discussed very briefly the complicated mechanism by whichh the avo-
cado is' injured cross-pollenization. The germ in the seed carries

the inlerltrnce frao two parents, from the one that produced the
pollen as well as from the one that produced the pistil.

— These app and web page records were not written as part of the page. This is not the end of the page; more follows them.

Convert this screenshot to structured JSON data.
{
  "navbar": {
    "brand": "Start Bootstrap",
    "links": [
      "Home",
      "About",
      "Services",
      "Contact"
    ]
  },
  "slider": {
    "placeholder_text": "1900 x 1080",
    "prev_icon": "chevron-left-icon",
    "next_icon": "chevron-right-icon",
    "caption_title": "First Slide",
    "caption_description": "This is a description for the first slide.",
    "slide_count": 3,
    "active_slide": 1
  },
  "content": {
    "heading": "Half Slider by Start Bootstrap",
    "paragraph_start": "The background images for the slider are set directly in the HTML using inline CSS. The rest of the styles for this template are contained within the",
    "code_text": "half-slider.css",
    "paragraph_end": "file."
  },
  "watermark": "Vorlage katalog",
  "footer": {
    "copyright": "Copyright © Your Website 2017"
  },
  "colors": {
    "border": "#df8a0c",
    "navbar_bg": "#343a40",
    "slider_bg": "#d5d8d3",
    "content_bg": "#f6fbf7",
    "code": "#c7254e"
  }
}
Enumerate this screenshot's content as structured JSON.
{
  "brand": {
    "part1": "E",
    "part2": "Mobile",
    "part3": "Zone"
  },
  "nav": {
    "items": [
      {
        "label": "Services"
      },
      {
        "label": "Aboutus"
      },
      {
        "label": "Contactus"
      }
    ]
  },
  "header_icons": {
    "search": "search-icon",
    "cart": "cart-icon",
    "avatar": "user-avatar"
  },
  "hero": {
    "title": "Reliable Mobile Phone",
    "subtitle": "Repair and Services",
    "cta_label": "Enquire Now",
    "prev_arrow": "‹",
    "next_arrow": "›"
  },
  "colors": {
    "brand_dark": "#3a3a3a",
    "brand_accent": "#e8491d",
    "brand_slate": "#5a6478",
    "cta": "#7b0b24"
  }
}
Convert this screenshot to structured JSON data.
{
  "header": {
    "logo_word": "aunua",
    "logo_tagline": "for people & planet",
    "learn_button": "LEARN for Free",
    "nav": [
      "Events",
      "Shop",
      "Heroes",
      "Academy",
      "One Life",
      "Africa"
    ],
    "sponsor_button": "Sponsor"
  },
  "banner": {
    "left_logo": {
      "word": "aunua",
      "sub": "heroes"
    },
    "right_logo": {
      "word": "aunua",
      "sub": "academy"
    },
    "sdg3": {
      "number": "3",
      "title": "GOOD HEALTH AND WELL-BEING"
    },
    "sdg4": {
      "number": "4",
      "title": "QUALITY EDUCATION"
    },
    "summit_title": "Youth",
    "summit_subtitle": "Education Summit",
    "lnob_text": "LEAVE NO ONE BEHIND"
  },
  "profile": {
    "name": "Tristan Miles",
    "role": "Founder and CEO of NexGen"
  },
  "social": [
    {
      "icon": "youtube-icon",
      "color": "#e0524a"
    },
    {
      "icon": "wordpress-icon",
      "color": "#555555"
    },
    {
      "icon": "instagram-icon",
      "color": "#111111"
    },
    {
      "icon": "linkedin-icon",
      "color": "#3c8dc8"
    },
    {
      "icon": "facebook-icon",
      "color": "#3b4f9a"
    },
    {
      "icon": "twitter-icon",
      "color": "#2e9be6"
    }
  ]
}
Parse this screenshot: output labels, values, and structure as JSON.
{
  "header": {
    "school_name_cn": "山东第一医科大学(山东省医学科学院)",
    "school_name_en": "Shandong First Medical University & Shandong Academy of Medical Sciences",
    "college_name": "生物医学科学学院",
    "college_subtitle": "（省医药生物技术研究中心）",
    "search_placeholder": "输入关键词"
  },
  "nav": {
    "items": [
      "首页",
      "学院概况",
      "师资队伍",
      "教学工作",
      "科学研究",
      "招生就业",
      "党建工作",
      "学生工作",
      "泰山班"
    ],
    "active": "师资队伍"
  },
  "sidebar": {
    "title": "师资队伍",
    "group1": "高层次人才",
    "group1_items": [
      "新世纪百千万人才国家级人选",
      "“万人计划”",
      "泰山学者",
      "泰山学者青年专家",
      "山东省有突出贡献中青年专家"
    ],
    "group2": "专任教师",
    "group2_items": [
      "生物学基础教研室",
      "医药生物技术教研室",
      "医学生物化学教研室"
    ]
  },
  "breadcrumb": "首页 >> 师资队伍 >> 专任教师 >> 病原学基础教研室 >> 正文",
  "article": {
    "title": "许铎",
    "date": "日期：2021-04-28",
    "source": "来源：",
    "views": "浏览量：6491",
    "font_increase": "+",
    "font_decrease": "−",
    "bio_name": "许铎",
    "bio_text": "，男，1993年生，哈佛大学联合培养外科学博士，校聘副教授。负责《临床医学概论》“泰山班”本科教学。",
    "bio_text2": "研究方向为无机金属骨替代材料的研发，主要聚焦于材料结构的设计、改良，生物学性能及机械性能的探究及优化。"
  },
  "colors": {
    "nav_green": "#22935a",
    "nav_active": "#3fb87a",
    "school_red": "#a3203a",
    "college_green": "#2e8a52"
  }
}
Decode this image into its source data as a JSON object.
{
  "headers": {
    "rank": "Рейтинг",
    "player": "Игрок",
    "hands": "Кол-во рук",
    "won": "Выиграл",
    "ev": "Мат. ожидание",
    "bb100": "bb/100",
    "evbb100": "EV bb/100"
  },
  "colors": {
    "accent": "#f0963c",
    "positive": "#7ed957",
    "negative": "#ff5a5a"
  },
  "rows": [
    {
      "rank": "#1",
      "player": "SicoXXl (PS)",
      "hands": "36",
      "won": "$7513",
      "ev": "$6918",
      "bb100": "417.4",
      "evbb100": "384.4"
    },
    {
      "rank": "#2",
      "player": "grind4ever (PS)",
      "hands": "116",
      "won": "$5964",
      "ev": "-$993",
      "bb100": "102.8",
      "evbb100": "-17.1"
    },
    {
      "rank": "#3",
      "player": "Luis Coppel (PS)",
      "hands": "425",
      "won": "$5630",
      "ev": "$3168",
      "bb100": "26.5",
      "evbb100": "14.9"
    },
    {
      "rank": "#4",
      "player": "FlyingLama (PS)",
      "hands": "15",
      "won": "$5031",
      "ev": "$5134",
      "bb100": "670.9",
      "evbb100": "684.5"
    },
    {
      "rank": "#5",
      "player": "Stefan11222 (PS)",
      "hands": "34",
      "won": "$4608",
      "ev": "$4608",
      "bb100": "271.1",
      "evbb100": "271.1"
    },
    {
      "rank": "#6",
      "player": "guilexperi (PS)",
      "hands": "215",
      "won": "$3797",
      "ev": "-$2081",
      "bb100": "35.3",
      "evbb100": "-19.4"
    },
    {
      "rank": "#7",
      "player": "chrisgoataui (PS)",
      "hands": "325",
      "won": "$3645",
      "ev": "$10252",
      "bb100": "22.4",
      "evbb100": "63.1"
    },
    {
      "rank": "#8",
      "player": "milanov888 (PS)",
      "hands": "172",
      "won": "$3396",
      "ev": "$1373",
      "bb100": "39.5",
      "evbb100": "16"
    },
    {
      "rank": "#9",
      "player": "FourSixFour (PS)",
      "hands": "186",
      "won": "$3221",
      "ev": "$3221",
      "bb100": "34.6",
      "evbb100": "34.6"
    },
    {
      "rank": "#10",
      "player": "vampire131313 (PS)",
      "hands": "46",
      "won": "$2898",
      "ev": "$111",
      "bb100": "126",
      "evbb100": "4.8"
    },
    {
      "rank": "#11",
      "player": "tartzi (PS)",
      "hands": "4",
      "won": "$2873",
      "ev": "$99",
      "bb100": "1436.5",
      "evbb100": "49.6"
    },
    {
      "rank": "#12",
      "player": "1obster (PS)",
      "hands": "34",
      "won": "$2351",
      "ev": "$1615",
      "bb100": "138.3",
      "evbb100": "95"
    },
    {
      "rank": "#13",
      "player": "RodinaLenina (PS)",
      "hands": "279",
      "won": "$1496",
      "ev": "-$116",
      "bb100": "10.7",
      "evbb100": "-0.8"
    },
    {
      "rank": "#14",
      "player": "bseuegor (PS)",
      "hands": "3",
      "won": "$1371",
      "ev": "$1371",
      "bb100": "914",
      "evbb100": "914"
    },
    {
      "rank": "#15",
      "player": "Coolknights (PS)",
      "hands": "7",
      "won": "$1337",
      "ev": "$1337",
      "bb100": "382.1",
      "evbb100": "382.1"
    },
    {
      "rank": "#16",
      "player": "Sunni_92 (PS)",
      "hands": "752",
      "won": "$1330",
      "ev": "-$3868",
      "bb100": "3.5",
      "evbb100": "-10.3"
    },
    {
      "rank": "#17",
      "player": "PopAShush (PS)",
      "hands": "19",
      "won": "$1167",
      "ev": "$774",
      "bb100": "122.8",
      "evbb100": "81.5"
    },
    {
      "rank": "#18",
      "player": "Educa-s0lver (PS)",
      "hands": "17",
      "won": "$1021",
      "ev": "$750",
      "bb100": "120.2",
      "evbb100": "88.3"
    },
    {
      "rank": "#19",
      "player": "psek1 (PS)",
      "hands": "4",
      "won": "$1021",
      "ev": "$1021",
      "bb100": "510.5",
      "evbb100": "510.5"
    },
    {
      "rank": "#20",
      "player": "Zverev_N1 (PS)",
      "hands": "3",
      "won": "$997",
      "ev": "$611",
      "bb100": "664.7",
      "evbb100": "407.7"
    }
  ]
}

As 9O %






-4--

S .. .; : a e I .o : r L -i.



.- t.,i ,'. T0 L .c"ve.

: .. .. `- .... ..... .... ,

.. .. .:... s f v:,-:.' i- ts- .: v t
.- L ,i. .,, :- 1' .> t. t : .e.






.. .. . i ..- .. u ;' ~ "'l- u-
r: .* .. ... -, -'I ",s n ? '. i 1 -. .. i. o i m e .: -










.t~ *. 20t c : .,i o -... -
.[::1- n a : :.i :.; ... r Wi. Jf t














i .. r t -. .; : t f ;. n r n re
S 2 : l i- *E .1 1 i L .. ,,, ," ..









.1. t .





o in S i tr in t i C v
S- -. -- i~. .O i



*. *.*., ,,. ,.rC *hi '. ..' 1 7 ,*. '.- o *--*t* *: o .s tn :. r d o ; u-
so*- a r It .* :a .ti i t ii/ t ".', t '. .- e

















1 r i- "" "- i s *
i .. ... .t .. ..: -












.i a' r'' i :* i ) -' .
.: .: -C.> i t. a o. .. r ..-
,._ i.











.- -, i. -. ,' .. I o .- .. p .


















;. :. ; .. *. ..' 1. e-L. o n 1.- i s
1 :I L L .. t L ." '" t





S t. 2 n .. t ve ;- r












of .. ..- o-.. 0 t t. c. 1... t.









rl, f ting during the dormant co son or ju" t oefor sthe
,r oz r*m -t
s.ivent of the spring gro th iis e:.fer:':.x ;.r srome pumoc:uturists.

It cnt.i ls. r work but ,;'oiuces a 1 r er tr.' in to. ye-.rs tiu"rn

o.s the budiin:; matiod.ci. .i- type pof gr:.ft ei :i1 yed is unitmoo-'t.nt.

Two condi tions arJ, nece :.ary for success, the first being thIt t tie

c:L-Tmbiu 1.;.'-er .f the scion must ue sup.r osc.d on th:t tf the std.4

On a, thre or ,aore year old stock the b-rk is .oftn -ny time.3 the

thickness of thn;t of the scion, a fact AichX most-l-ioi'rs fail to

S,. raciate. ThII sec.-nd dt- il is that the. scion aft.:." ei,-g sert--

Ed must be .rotected a..iainst dryirngi out, or :Ji ins t moisture; also

ati:.-iast toj !-1: team:rsr tre or too low tc iar:Ituro.

Inrchin is a nth.od that can be a- loyed -.Jiv: 'ta eously

when. on: r. ,:..ves valuable -voc-.do trees, :..L..'. est slishd in

bs.skets. FoI, thi: w.ok, ona sho:l ca'-oos a vilorous .rout arisilng
-r of .4
froL: Le Io .. v pof the trunk of t1* sb ck. If at th: time of

i:. 'Cu:iJ i,- a itird to he 1i of th .: lc: ves of the stock be removed,
^cu :ing of: >. to t U noes,, .. e.sr .:.'.Ie '.ill ..e :iven


to ;the, scion. ,Let.t .th: mi tho of i 'ac ure r s Vt~e sc.me as is

el:-.loy.d :ith oth-,i' ecies.



















*